The therapist may ask you to make alterations or do some exercises at home in addition to the work you do together in the office. For instance, if it’s discovered that your headaches are a result of neck strain or poor posture, it may be recommended that you change your sleeping conditions or adjust your office chair to take pressure off your neck muscles. Continuing exercises at home will maintain improvements and help you troubleshoot any pain that comes up between sessions.
Treating headaches with physical therapy can provide benefits beyond just getting rid of aching or throbbing in one’s head. It can also improve joint mobility and strengthen the muscles in the upper back and neck, which will effectively lessen the likelihood of chronic headaches returning. A headache often makes any other discomfort feel even worse, so treating headaches can have a chain reaction and give you a clear mind to address other aches and pains.
Some patients see immediate improvements, while others may not feel significant results for several weeks. This all depends on the severity and root of your head or neck pain. If various treatment approaches and exercises aren’t improving your symptoms, your therapist may refer you to a physician to investigate if the headaches are stemming from a more serious illness. Most headaches are relatively harmless, but if your headaches involve quick onset of severe pain, are accompanied by vomiting, confusion, or loss of consciousness, contact a healthcare provider immediately.
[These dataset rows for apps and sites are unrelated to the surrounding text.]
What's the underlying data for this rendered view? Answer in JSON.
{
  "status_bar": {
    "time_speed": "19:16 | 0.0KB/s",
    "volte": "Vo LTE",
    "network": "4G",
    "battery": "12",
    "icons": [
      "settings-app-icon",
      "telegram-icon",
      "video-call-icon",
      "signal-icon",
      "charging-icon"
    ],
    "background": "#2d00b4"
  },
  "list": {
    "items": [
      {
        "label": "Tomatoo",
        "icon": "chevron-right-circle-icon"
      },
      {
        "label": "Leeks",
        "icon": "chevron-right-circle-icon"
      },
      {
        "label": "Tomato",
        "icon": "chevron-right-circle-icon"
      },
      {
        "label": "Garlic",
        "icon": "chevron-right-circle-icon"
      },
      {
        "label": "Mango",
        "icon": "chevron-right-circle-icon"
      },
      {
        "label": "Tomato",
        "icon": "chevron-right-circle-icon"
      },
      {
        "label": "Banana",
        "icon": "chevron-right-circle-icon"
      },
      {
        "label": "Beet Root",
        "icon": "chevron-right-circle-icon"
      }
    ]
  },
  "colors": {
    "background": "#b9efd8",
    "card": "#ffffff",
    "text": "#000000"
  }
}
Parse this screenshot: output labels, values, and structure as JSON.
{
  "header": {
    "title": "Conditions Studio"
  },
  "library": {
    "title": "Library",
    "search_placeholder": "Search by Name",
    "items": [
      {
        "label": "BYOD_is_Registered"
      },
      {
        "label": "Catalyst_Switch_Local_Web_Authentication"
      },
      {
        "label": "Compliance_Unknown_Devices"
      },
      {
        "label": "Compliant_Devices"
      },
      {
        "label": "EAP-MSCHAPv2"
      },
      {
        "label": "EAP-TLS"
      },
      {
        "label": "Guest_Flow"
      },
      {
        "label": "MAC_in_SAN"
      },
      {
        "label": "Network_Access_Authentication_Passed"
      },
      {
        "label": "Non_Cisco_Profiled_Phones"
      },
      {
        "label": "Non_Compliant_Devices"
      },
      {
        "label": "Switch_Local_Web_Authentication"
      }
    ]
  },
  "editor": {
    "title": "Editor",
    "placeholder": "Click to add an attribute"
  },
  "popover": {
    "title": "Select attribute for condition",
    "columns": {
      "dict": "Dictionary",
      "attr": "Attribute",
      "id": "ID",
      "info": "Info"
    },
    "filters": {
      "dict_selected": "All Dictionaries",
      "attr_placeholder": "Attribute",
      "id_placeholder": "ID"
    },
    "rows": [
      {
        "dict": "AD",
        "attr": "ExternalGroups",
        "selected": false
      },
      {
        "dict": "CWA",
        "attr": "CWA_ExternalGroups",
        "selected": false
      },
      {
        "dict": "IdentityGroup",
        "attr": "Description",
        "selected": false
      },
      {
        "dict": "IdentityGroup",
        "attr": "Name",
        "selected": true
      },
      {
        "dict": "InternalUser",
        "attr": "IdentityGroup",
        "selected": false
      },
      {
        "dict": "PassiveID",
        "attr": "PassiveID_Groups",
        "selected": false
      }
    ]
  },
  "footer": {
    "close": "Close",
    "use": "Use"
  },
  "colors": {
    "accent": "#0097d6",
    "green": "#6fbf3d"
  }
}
When headaches are frequent and ongoing, they can interfere with our jobs, relationships, sleep, and quality of life. If you experience recurrent headaches and have tried other remedies with no success, physical therapy might be a good option for you.